- _Assignment_
Copy, from the data below, every line that has "label" in it.

*** Data Section Begins ***

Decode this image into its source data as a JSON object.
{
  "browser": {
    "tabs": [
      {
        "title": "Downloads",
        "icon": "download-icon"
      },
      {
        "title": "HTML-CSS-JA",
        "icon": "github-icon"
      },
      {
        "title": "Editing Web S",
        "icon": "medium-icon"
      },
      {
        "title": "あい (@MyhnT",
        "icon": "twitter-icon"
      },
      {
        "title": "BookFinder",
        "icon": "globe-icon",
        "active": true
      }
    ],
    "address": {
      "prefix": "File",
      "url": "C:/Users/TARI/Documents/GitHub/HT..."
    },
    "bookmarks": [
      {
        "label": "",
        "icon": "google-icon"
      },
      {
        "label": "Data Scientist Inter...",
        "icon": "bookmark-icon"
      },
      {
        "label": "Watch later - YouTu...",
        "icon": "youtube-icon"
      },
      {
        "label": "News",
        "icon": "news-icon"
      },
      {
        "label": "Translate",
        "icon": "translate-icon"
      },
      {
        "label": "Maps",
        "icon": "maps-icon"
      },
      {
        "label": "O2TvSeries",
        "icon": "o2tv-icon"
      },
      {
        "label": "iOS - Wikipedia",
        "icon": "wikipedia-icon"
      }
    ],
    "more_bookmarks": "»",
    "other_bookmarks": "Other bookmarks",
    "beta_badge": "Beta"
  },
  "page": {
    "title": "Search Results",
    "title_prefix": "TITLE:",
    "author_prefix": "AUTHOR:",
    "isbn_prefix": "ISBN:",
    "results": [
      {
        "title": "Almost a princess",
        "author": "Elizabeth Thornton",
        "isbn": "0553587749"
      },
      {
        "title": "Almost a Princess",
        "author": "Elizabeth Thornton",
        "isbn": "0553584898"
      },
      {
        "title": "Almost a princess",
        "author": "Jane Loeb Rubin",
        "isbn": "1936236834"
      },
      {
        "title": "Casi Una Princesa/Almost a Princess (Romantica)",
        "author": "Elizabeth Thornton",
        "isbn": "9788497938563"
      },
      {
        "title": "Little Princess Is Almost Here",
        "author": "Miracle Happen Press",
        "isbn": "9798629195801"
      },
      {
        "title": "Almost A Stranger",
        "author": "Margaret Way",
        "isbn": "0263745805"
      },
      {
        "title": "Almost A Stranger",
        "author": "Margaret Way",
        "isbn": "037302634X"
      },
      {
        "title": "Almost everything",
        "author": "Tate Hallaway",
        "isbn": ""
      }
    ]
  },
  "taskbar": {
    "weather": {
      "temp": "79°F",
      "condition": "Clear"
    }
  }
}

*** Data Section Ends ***

- _Your response_
        "label": "",
        "label": "Data Scientist Inter...",
        "label": "Watch later - YouTu...",
        "label": "News",
        "label": "Translate",
        "label": "Maps",
        "label": "O2TvSeries",
        "label": "iOS - Wikipedia",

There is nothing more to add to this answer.